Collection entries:
Start of Block
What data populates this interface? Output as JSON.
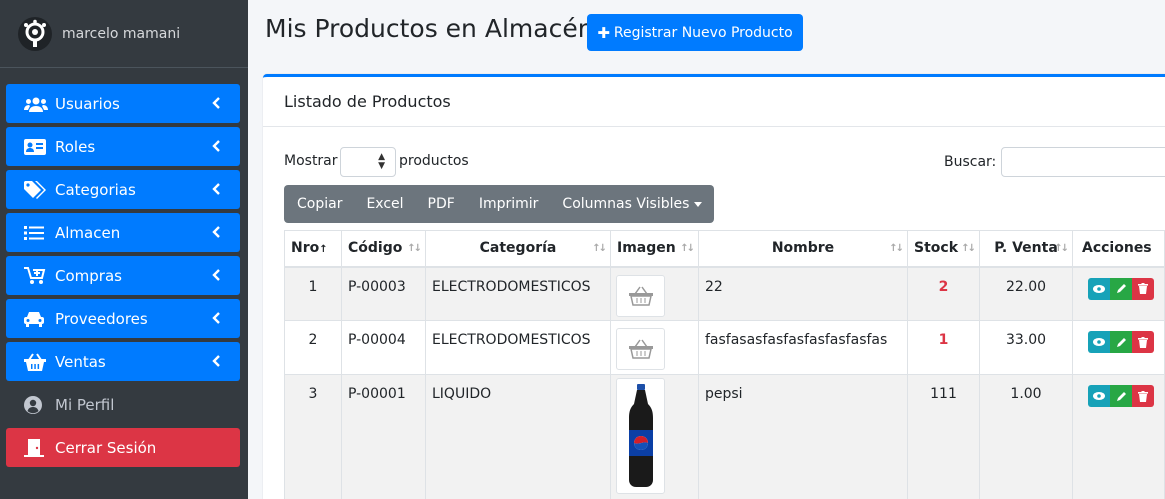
{
  "user": {
    "name": "marcelo mamani"
  },
  "sidebar": {
    "items": [
      {
        "label": "Usuarios",
        "icon": "users-icon"
      },
      {
        "label": "Roles",
        "icon": "id-card-icon"
      },
      {
        "label": "Categorias",
        "icon": "tags-icon"
      },
      {
        "label": "Almacen",
        "icon": "list-icon"
      },
      {
        "label": "Compras",
        "icon": "cart-plus-icon"
      },
      {
        "label": "Proveedores",
        "icon": "car-icon"
      },
      {
        "label": "Ventas",
        "icon": "basket-icon"
      },
      {
        "label": "Mi Perfil",
        "icon": "user-circle-icon"
      },
      {
        "label": "Cerrar Sesión",
        "icon": "door-icon"
      }
    ]
  },
  "header": {
    "title": "Mis Productos en Almacén",
    "new_button": "Registrar Nuevo Producto"
  },
  "card": {
    "title": "Listado de Productos",
    "show_label": "Mostrar",
    "show_suffix": "productos",
    "search_label": "Buscar:"
  },
  "toolbar": {
    "buttons": [
      "Copiar",
      "Excel",
      "PDF",
      "Imprimir",
      "Columnas Visibles"
    ]
  },
  "table": {
    "headers": [
      "Nro",
      "Código",
      "Categoría",
      "Imagen",
      "Nombre",
      "Stock",
      "P. Venta",
      "Acciones"
    ],
    "rows": [
      {
        "nro": "1",
        "codigo": "P-00003",
        "categoria": "ELECTRODOMESTICOS",
        "nombre": "22",
        "stock": "2",
        "precio": "22.00"
      },
      {
        "nro": "2",
        "codigo": "P-00004",
        "categoria": "ELECTRODOMESTICOS",
        "nombre": "fasfasasfasfasfasfasfasfas",
        "stock": "1",
        "precio": "33.00"
      },
      {
        "nro": "3",
        "codigo": "P-00001",
        "categoria": "LIQUIDO",
        "nombre": "pepsi",
        "stock": "111",
        "precio": "1.00"
      }
    ]
  },
  "colors": {
    "primary": "#007bff",
    "danger": "#dc3545",
    "success": "#28a745",
    "info": "#17a2b8",
    "sidebar": "#343a40"
  }
}
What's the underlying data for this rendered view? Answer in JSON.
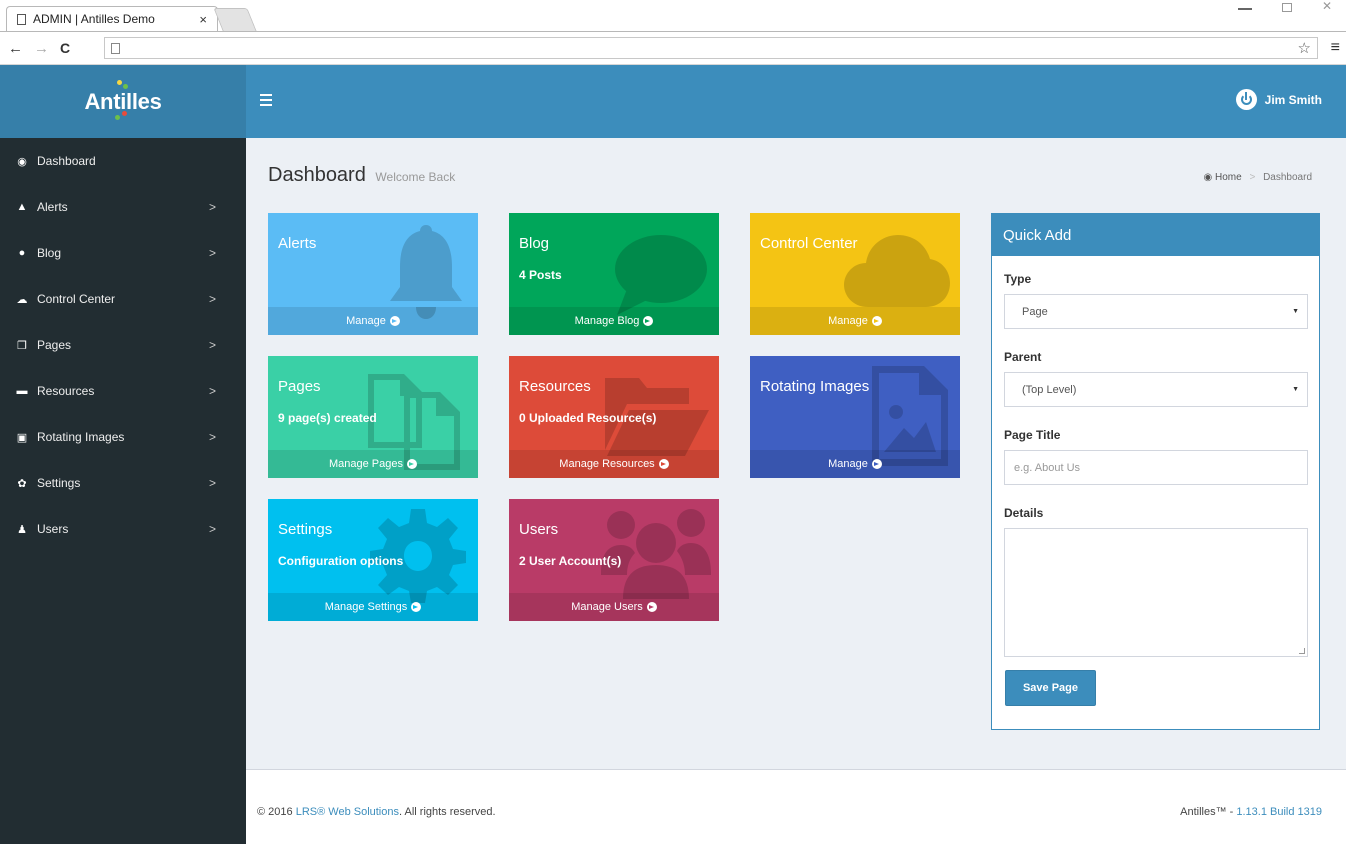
{
  "browser": {
    "tab_title": "ADMIN | Antilles Demo",
    "tab_close": "×",
    "nav": {
      "back": "←",
      "forward": "→",
      "reload": "C"
    },
    "star": "☆",
    "menu": "≡"
  },
  "brand": {
    "logo_text": "Antilles",
    "dot_colors": [
      "#f6d743",
      "#6cc04a",
      "#e74c3c",
      "#3dbbe8"
    ]
  },
  "header": {
    "user_name": "Jim Smith"
  },
  "sidebar": {
    "items": [
      {
        "label": "Dashboard",
        "icon": "dashboard-icon",
        "glyph": "◉",
        "chevron": ""
      },
      {
        "label": "Alerts",
        "icon": "bell-icon",
        "glyph": "▲",
        "chevron": ">"
      },
      {
        "label": "Blog",
        "icon": "comment-icon",
        "glyph": "●",
        "chevron": ">"
      },
      {
        "label": "Control Center",
        "icon": "cloud-icon",
        "glyph": "☁",
        "chevron": ">"
      },
      {
        "label": "Pages",
        "icon": "files-icon",
        "glyph": "❐",
        "chevron": ">"
      },
      {
        "label": "Resources",
        "icon": "folder-open-icon",
        "glyph": "▬",
        "chevron": ">"
      },
      {
        "label": "Rotating Images",
        "icon": "picture-icon",
        "glyph": "▣",
        "chevron": ">"
      },
      {
        "label": "Settings",
        "icon": "cogs-icon",
        "glyph": "✿",
        "chevron": ">"
      },
      {
        "label": "Users",
        "icon": "users-icon",
        "glyph": "♟",
        "chevron": ">"
      }
    ]
  },
  "main": {
    "title": "Dashboard",
    "subtitle": "Welcome Back",
    "breadcrumb": {
      "home": "Home",
      "separator": ">",
      "current": "Dashboard"
    },
    "tiles": [
      {
        "title": "Alerts",
        "count": "",
        "footer": "Manage",
        "color": "#5bbcf5",
        "icon": "bell-icon"
      },
      {
        "title": "Blog",
        "count": "4 Posts",
        "footer": "Manage Blog",
        "color": "#00a65a",
        "icon": "comment-icon"
      },
      {
        "title": "Control Center",
        "count": "",
        "footer": "Manage",
        "color": "#f4c414",
        "icon": "cloud-icon"
      },
      {
        "title": "Pages",
        "count": "9 page(s) created",
        "footer": "Manage Pages",
        "color": "#3ad0a6",
        "icon": "files-icon"
      },
      {
        "title": "Resources",
        "count": "0 Uploaded Resource(s)",
        "footer": "Manage Resources",
        "color": "#dd4b39",
        "icon": "folder-open-icon"
      },
      {
        "title": "Rotating Images",
        "count": "",
        "footer": "Manage",
        "color": "#3f5fc2",
        "icon": "picture-icon"
      },
      {
        "title": "Settings",
        "count": "Configuration options",
        "footer": "Manage Settings",
        "color": "#00c0ef",
        "icon": "gear-icon"
      },
      {
        "title": "Users",
        "count": "2 User Account(s)",
        "footer": "Manage Users",
        "color": "#b93b67",
        "icon": "users-icon"
      }
    ]
  },
  "quick_add": {
    "title": "Quick Add",
    "type_label": "Type",
    "type_value": "Page",
    "parent_label": "Parent",
    "parent_value": "(Top Level)",
    "page_title_label": "Page Title",
    "page_title_placeholder": "e.g. About Us",
    "details_label": "Details",
    "details_value": "",
    "save_label": "Save Page"
  },
  "footer": {
    "copyright_prefix": "© 2016 ",
    "company": "LRS® Web Solutions",
    "copyright_suffix": ". All rights reserved.",
    "product": "Antilles™ - ",
    "version": "1.13.1 Build 1319"
  },
  "colors": {
    "primary": "#3c8dbc",
    "primary_dark": "#367fa9",
    "sidebar_bg": "#222d32",
    "content_bg": "#ecf0f5"
  }
}
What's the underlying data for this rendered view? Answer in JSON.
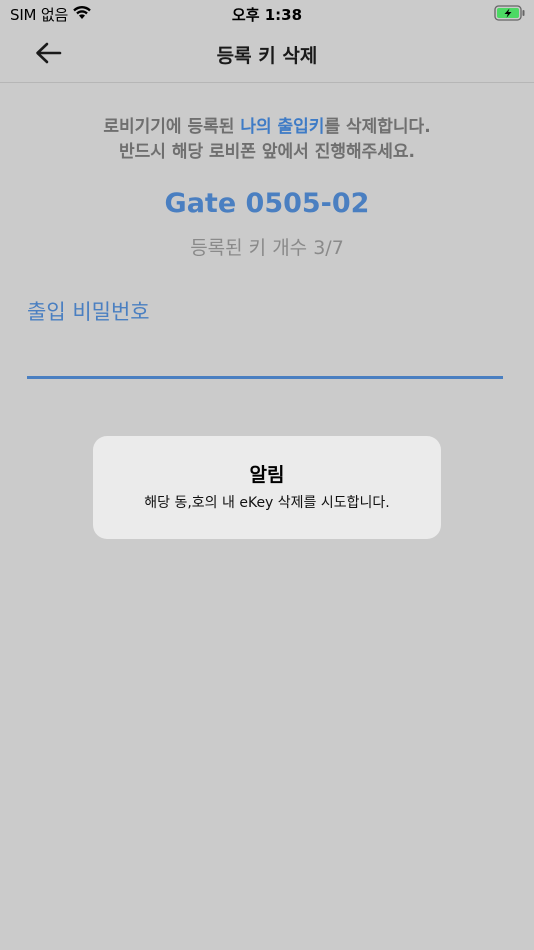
{
  "status_bar": {
    "carrier": "SIM 없음",
    "time": "오후 1:38",
    "icons": [
      "wifi-icon",
      "battery-charging-icon"
    ]
  },
  "nav": {
    "title": "등록 키 삭제",
    "back_icon": "arrow-left-icon"
  },
  "description": {
    "line1_prefix": "로비기기에 등록된 ",
    "line1_highlight": "나의 출입키",
    "line1_suffix": "를 삭제합니다.",
    "line2": "반드시 해당 로비폰 앞에서 진행해주세요."
  },
  "gate": {
    "name": "Gate 0505-02",
    "key_count": "등록된 키 개수 3/7"
  },
  "password": {
    "label": "출입 비밀번호",
    "value": ""
  },
  "alert": {
    "title": "알림",
    "message": "해당 동,호의 내 eKey 삭제를 시도합니다."
  },
  "colors": {
    "background": "#cbcbcb",
    "accent": "#4a7fc1",
    "alert_bg": "#ebebeb",
    "battery": "#4cd964"
  }
}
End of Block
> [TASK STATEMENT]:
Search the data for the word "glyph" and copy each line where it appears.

> [RESPONSE TO THIS EXERCISE]:
        "glyph": "◉",
        "glyph": "▲",
        "glyph": "●",
        "glyph": "☁",
        "glyph": "❐",
        "glyph": "▬",
        "glyph": "▣",
        "glyph": "✿",
        "glyph": "♟",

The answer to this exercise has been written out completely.